Friday September 03, 2021 07:35 am - 434 Views - Posted By Office of Homeland Security & Emergency Preparedness
Although utility providers and communication companies are working to restore water, sewer service, electricity, phone, and internet service, damage assessment and recovery efforts in Terrebonne in the wake of Hurricane Ida are proceeding much slower than hoped as a result. Damage assessment reports that have been filed in the Emergency Operations Center today indicate substantial and wide-spread structure damage throughout the parish, particularly in Terrebonne’s bayou communities. In these areas, damage to residences rendered about 60% of them unsafe for human habitation. In these areas road clearing efforts are underway.
The lack of water pressure, electricity, and blown out windows and roof damage have also forced the closure of hospitals in Terrebonne Parish. Patients in these facilities, some in intensive care units or on ventilators, had to be evacuated to hospitals in Shreveport and Lafayette, Louisiana, as well as facilities in Mississippi and Texas. With the forced closure of these hospitals and others in the region, there is no way to treat trauma victims or even the elderly with medical issues that require hospitalization. The lack of medical facilities in the parish and region greatly complicates the return of evacuees to Terrebonne. There is no way to accurately predict the restoration and availability of utility service in the parish and when re-entry may begin. Consequently, recovery, repair and restoration efforts in Terrebonne will take a great deal of time.
Terrebonne emergency support managers are also dealing with the need to shelter residents from substantially damaged homes in shelters that are themselves damaged. Assessments of the extent of damage to bridges and other critical transportation and utility facilities are underway during the daylight hours. First responders have reported structure fires that were allowed to burn out because of the lack of water pressure and a critical injury to a police office as a result of a traffic accident required transportation to a hospital two hours away for treatment. Without electricity to power traffic signals, travel through these intersections is very dangerous.
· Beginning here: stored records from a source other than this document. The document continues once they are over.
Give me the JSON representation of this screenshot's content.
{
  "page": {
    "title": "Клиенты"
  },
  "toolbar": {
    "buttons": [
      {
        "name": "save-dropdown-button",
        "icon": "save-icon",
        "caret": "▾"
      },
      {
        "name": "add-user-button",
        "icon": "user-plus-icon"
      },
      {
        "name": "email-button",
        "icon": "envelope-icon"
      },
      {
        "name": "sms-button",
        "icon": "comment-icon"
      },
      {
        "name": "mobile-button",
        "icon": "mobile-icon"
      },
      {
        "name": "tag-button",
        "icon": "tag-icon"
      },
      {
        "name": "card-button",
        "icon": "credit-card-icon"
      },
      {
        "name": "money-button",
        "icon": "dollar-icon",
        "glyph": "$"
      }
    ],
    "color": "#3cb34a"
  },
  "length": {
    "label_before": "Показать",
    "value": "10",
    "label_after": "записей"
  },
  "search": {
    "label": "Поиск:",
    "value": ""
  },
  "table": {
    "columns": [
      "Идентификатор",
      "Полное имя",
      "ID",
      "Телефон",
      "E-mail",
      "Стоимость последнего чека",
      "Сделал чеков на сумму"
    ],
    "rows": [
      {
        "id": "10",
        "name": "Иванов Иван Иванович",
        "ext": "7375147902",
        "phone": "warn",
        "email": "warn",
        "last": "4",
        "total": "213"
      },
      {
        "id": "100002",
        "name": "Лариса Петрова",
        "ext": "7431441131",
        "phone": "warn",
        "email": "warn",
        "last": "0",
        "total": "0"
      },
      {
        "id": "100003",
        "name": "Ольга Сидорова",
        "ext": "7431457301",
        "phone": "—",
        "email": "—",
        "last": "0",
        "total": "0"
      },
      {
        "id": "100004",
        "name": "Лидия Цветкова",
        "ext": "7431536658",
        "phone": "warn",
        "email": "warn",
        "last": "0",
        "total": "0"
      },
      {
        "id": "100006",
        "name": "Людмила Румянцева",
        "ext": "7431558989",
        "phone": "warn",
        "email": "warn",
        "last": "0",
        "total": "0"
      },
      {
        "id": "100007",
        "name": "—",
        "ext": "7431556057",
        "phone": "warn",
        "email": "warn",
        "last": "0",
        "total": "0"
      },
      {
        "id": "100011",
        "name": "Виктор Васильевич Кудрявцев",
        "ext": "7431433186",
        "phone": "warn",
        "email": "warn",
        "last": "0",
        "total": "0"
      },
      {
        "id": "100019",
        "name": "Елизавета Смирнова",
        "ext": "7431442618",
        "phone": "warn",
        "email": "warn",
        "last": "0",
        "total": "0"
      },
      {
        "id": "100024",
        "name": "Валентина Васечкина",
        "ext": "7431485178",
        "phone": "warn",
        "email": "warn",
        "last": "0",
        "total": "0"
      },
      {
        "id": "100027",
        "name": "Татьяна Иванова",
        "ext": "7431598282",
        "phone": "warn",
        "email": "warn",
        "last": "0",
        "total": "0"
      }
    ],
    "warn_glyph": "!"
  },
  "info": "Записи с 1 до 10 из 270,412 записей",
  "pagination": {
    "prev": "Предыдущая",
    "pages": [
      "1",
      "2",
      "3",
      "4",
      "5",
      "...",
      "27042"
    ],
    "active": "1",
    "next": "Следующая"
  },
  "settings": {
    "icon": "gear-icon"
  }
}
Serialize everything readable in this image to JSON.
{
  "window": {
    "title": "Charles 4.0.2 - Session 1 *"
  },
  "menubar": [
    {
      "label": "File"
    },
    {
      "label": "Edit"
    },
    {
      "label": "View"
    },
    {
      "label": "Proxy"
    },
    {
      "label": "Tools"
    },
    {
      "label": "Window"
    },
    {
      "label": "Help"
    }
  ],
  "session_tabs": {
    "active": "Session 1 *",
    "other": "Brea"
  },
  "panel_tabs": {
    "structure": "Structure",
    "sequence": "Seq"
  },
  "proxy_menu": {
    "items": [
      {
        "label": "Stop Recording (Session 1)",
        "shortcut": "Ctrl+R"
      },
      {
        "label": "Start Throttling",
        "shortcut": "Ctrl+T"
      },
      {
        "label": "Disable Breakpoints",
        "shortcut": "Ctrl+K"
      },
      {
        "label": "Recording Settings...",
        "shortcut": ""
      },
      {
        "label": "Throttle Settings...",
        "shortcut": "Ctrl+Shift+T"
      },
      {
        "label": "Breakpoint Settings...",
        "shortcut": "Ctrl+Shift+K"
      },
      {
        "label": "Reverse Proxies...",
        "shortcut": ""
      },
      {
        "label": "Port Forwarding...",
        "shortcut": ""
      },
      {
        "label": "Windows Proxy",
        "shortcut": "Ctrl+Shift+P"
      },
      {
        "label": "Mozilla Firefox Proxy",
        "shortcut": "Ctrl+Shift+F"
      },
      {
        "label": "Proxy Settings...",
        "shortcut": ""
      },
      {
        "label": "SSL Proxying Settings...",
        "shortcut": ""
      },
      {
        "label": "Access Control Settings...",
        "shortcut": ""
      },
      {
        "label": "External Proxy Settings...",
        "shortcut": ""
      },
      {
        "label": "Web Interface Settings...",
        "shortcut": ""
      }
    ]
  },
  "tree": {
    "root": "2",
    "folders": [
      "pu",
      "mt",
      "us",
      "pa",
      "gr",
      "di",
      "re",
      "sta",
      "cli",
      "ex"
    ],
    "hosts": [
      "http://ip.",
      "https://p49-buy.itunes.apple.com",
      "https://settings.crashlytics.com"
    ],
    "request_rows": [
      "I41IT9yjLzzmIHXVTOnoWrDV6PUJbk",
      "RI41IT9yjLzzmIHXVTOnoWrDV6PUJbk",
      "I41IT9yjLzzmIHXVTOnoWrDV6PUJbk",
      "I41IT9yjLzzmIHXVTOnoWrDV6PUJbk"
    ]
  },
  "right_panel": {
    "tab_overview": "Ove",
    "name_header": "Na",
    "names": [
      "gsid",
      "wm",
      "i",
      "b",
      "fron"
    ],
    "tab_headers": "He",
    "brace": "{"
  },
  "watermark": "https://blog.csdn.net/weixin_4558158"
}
"Terrebonne Parish is dealing with an unprecedented situation brought on by a strong Category 4 hurricane,” said Parish President Gordon Dove. “Recovery will be slow until critical utilities are restored, and we do not know when these will be available,” he added. These factors greatly complicate the timing of the decision on re-entry into Terrebonne, a decision that will be made by Parish President Dove in conjunction with Terrebonne Sheriff Tim Soignet. Driving their decision will be the safety of parish residents. With no street lights and the abundance of hanging power lines—some stretched low across roadways—travel at night is dangerous.
As a result the curfew remains in effort for Terrebonne Parish.